China: Storm Clouds or More Money Showers?

Chinese stock markets have been on fire lately. The Shanghai Stock Exchange Composite Index (SHCOMP) is already up more than 50% year to date, and if Shanghai is on fire then the Shenzhen Stock Exchange Composite Index (SZCOMP) has gone nuclear, up over 100% for the year.

Some believe a correction is overdue. And while it looked like the market was (finally) trying to beckon one again today, things had backed off by close.

SHCOMP flirted with a sharp drop just after lunch but erased those losses by end of day (up 0.76%), while SZCOMP also turned south but then managed to erase almost all of the day’s losses (off about 0.58%)


It seems like everyone likes to predict the next “short of the century.” Janus Capital’s Bill Gross appears to be no exception. On Wednesday, Gross tweeted, “German Bund ‘Short of a lifetime’ update—it’s happening. Up next—China Shenzhen index. Not just yet…”

Many who saw the tweet took notice, and more than a few on this side of the world took issue with it. Most seem to think it is too early for a deep correction, and others like Gross seem to be looking at SZCOMP with more pragmatic eyes focusing on bloated valuations.

Shenzhen is a major city in the south of Southern China’s Guangdong Province, situated immediately north of Hong Kong and considered her rival. If Hong Kong has been the darling of Asia for decades, that makes Shenzhen the ugly stepsister plotting and planning to take her place.

The area became China’s first, and arguably its most successful, Special Economic Zone (SEZ). No longer in Hong Kong’s shadow, it has built a reputation as China’s own Silicon Valley. It is a city that attracts some of China’s best and brightest young people looking to become the next big thing.

It is also home to a stock market filled with small caps that has been on a tear lately, fueled by retail investors with a thirst for crazy short-term returns. Whether this is because Shenzhen sits so close to Macau, or the southern heat, or the spicy food, or that Shenzhen is experiencing its own “dot com” bubble is anyone’s guess.

Betting on Shenzhen’s demise will not be easy, though. Unlike U.S. stock markets, Chinese markets are filled with gambling retail speculators that have been proven quite resilient over the years. Punting against these exuberant investors has not been a smart play, and requires a resolve that only few can actually afford.

In addition, the Chinese government has shown that it is willing to throw money at the stock market at the first sign of trouble. China is sitting on the largest foreign exchange reserves in the world, so it would only make sense to speculate that the Chinese government will stimulate, ease, and do whatever it takes.
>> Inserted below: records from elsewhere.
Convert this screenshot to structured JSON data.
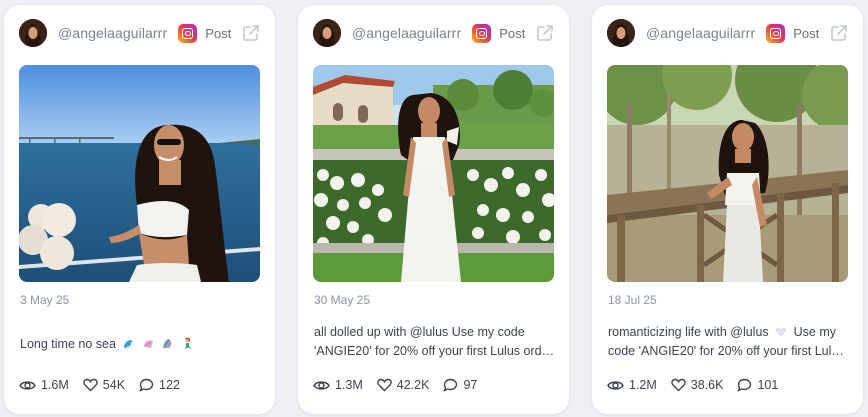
{
  "posts": [
    {
      "handle": "@angelaaguilarrr",
      "platform": "instagram-icon",
      "post_label": "Post",
      "date": "3 May 25",
      "caption_line1": "Long time no sea",
      "caption_line2": "",
      "views": "1.6M",
      "likes": "54K",
      "comments": "122"
    },
    {
      "handle": "@angelaaguilarrr",
      "platform": "instagram-icon",
      "post_label": "Post",
      "date": "30 May 25",
      "caption_line1": "all dolled up with @lulus Use my code",
      "caption_line2": "'ANGIE20' for 20% off your first Lulus orde...",
      "views": "1.3M",
      "likes": "42.2K",
      "comments": "97"
    },
    {
      "handle": "@angelaaguilarrr",
      "platform": "instagram-icon",
      "post_label": "Post",
      "date": "18 Jul 25",
      "caption_line1": "romanticizing life with @lulus",
      "caption_line2": "'ANGIE20' for 20% off your first Lulus...",
      "caption_line1_tail": "Use my",
      "caption_line2_prefix": "code",
      "views": "1.2M",
      "likes": "38.6K",
      "comments": "101"
    }
  ],
  "colors": {
    "background": "#eef0f5",
    "card": "#ffffff",
    "muted_text": "#7c8293",
    "body_text": "#3e4352"
  }
}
If there is one important lesson that China has learned from the U.S.’ empire building is that it is all tied to a frothy stock market. So hedge your bets wisely—if you’re in this market—because it looks as if it’s going to be an unpredictable (and fairly uncharted) ride.

  • Franz

    You know the author wanted to write “golden showers” in the title but backed down.

    • Franz, looks like it was storm clouds with dash of fear. You’ll have to solve your golden shower issue by yourself.

      To buy the dip or not is the question….